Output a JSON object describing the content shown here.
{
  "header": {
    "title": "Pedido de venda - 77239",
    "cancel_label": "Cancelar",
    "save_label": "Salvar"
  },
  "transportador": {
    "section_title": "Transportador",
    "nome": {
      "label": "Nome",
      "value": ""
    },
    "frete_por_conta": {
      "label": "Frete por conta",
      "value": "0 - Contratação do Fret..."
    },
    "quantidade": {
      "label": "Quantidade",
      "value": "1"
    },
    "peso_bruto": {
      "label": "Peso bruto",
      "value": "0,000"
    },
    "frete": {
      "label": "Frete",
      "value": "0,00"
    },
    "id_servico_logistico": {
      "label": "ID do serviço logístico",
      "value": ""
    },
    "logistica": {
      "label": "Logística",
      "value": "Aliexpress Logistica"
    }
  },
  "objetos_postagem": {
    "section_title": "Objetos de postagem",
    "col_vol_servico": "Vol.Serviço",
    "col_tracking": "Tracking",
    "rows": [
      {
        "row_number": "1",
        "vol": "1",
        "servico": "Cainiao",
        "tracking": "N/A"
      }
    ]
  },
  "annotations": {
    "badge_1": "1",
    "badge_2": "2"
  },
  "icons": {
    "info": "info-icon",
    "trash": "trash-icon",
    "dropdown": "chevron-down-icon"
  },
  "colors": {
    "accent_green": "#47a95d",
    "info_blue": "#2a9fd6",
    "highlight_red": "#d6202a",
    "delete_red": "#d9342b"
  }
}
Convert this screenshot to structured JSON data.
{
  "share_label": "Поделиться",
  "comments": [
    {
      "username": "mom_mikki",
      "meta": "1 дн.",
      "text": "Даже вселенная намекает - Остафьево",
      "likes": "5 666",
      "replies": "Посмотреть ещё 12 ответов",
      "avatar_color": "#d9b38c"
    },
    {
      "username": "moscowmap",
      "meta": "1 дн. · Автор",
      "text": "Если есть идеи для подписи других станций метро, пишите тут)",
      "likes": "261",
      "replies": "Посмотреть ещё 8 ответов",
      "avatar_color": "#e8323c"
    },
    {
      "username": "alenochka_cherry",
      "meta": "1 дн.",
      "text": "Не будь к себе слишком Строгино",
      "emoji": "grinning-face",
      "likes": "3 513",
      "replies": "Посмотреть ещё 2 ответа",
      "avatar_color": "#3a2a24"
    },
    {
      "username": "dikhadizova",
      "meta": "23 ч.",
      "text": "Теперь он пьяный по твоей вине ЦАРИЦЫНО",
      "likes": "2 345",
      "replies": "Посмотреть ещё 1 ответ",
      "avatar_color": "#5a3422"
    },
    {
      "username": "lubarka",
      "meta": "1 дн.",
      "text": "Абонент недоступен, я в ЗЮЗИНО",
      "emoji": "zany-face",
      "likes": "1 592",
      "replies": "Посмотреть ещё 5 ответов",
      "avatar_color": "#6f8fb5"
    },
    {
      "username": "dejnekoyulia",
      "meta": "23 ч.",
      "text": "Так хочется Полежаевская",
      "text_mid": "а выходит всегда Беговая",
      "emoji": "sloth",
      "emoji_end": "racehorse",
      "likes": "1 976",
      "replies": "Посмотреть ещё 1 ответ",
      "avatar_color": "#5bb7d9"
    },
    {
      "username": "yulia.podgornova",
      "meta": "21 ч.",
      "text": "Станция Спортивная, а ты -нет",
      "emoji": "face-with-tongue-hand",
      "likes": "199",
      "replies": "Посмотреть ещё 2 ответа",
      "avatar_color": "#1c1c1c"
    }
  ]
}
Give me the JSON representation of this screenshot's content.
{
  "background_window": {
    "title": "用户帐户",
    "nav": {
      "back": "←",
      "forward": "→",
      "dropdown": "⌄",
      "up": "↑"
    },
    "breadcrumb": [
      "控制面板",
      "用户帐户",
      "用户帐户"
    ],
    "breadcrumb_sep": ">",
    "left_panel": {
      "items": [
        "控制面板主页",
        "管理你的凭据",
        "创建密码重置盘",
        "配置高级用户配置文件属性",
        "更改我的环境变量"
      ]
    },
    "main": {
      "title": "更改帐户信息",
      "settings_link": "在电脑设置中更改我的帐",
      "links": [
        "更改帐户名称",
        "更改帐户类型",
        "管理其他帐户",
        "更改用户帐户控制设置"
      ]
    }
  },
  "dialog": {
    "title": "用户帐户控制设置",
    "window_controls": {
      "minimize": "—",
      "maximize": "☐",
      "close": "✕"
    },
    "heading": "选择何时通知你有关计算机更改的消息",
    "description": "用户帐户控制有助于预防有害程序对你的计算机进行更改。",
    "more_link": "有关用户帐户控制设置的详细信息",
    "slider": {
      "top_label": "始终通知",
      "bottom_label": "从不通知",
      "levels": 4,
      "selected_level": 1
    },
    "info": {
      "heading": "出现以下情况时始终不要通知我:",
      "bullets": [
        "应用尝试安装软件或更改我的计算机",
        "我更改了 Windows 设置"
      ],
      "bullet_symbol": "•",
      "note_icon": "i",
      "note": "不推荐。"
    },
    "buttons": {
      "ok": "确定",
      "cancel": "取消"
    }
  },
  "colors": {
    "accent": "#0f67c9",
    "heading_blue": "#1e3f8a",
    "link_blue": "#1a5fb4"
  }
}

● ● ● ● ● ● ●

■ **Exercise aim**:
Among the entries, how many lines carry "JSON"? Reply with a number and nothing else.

■ **Response below**:
3